The Botanic Garden is a 10-acre park with a stunning collection of native plants. It’s open daily from 8:30 a.m. to 5:00 p.m. Lush vegetation, works of art and outdoor meeting places are attractions in the Peralta/Hopkins Community Gardens. And the Rose Garden is named after the 3,000 rose bushes and 250 rose varieties it carries on 3.64 acres of lush land. Reservations recommended.
Nature lovers can also visit the Shorebird Nature Center to see a 100-gallon saltwater aquarium with all sorts of sea creatures from the San Francisco Bay area, and the hands-on wildlife exhibits. The Center is open Tuesday to Saturday, 9:00 a.m. to 5:00 p.m.
If visitors are traveling with small children, the Adventure Playground by the Shorebird Nature Center is an ideal location to let children play in the playground’s boats, forts and towers. School year hours are on weekends only 11:00 a.m. to 4:00 p.m. Summer hours on weekdays are 9:00 a.m. to 5:00 p.m. and weekends 11:00 a.m. to 5:00 p.m.
Sports enthusiasts can check out Cal Athletics at #4426, 210 Memorial Stadium. Call for ticket information to see any one of the 27 sports teams compete from August to May of each year.

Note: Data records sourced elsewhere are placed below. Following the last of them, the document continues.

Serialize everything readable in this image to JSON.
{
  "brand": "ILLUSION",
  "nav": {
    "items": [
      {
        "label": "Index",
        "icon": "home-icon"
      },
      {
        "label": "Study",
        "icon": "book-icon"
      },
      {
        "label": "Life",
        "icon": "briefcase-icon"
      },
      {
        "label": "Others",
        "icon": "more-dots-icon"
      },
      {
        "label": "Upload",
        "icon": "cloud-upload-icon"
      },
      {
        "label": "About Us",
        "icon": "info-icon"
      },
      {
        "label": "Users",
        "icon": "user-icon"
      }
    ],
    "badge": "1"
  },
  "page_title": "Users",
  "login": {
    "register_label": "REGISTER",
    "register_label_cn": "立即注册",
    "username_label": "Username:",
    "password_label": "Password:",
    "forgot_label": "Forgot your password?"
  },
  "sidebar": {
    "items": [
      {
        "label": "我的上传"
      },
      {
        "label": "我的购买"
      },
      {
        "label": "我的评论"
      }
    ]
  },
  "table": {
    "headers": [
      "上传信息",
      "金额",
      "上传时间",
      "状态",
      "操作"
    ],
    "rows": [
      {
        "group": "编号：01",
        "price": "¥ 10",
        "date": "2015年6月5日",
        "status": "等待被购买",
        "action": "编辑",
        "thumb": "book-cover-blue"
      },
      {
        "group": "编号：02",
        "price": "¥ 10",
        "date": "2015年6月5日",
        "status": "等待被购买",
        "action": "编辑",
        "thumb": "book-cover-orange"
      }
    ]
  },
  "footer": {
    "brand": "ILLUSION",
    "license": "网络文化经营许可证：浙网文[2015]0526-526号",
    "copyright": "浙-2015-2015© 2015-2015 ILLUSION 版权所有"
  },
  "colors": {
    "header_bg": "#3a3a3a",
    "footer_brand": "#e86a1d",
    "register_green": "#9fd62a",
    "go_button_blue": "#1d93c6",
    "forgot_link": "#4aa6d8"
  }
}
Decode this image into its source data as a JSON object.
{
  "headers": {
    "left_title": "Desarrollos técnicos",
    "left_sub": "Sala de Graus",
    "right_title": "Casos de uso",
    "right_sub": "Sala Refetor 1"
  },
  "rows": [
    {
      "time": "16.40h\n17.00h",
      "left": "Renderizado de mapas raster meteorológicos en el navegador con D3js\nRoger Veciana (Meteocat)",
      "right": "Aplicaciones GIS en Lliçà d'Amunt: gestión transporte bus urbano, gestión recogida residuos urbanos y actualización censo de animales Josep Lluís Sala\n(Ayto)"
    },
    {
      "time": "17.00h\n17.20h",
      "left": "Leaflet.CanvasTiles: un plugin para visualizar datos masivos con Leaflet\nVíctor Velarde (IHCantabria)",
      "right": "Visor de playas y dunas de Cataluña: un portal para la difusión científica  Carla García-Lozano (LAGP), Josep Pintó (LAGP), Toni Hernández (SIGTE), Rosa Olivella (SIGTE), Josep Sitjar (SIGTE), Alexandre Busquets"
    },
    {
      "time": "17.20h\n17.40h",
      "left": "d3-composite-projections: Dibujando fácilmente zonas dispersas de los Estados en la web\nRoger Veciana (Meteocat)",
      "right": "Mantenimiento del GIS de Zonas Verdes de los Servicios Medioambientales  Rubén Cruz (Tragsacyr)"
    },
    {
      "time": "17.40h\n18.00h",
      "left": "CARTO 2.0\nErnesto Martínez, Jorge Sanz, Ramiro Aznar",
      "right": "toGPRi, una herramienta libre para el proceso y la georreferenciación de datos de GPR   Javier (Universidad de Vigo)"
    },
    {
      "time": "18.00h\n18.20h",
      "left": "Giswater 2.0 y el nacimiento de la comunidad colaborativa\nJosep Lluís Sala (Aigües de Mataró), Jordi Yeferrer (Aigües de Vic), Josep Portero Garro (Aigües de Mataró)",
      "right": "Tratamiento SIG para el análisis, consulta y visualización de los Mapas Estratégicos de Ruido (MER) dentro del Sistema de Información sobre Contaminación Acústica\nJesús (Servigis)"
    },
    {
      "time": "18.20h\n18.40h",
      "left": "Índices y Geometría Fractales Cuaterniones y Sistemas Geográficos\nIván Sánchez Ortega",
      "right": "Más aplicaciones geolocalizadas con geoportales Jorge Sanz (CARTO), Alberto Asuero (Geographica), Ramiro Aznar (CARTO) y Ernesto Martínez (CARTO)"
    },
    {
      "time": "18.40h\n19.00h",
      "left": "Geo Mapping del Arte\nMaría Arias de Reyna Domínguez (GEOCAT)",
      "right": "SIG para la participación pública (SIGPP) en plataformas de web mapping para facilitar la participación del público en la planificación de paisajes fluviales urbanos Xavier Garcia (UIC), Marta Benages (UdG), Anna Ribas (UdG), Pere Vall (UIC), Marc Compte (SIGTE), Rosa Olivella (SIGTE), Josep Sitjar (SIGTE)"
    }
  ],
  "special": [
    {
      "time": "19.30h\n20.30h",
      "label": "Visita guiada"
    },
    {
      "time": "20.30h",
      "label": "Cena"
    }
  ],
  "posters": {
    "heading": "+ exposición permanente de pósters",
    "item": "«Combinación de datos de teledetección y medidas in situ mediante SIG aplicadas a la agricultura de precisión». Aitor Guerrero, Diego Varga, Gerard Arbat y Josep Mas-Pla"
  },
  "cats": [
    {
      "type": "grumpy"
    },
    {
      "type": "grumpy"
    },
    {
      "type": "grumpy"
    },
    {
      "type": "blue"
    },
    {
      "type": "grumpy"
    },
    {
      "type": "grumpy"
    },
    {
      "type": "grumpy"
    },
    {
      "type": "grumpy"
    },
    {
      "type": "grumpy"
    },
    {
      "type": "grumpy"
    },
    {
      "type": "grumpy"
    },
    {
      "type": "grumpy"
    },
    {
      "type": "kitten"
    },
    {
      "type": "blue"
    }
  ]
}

The Tilden Park Golf Course offers an 18-hold golf course with a driving range and practice green for golfing visitors. Tilden Park also offers a scenic steam train ride 11:00 a.m. to 6:00 p.m. on weekends and holidays (except Thanksgiving and Christmas) year-round. During the summer (June 14 through Labor Day) rides from noon to 5:00 p.m. weekdays are also available. The cost is $1.75 per ride and $7 for a five-ride family ticket. Children under the age of two are free.
Berkeley is bustling with arts entertainment. Dance the night away to live world music at Ashkenaz Music and Dance Community Center at 1317 San Pablo Avenue. Theater lovers can check out live acting shows at the Aurora Theater Center at 2081 Addison Street or the Berkeley Repertory Theater at 2025 Addison Street. See quality dance at the Julia Morgan Center for Arts at 2640 College Avenue.
Enjoy multicultural arts at the La Pena Cultural Center (3105 Shattuck Avenue) or fine arts at Expressions Gallery at 2035 Ashley Avenue. Expressions Gallery also has floral art displays.
Berkeley is divided into four main geographic regions: West Berkeley, North Berkeley and Berkeley Hills, Central, and South Berkeley, and Campus and Elmwood.
Approximately 31,000 people live in Campus and Elmwood. This region is 2.5 square miles. Central and South Berkeley is two square miles and is the home to about 26,000 people. It is home to the popular International Food Market located at the intersection of University Avenue and San Pablo Avenue.
North Berkeley and Berkeley Hills is three square miles and home to approximately 29,000 people.
Approximately 17,000 people live in the 2.5 square miles of West Berkeley. West Berkeley works with Central and South Berkeley to organize and maintain the International Food Market, which features ten independently owned food markets.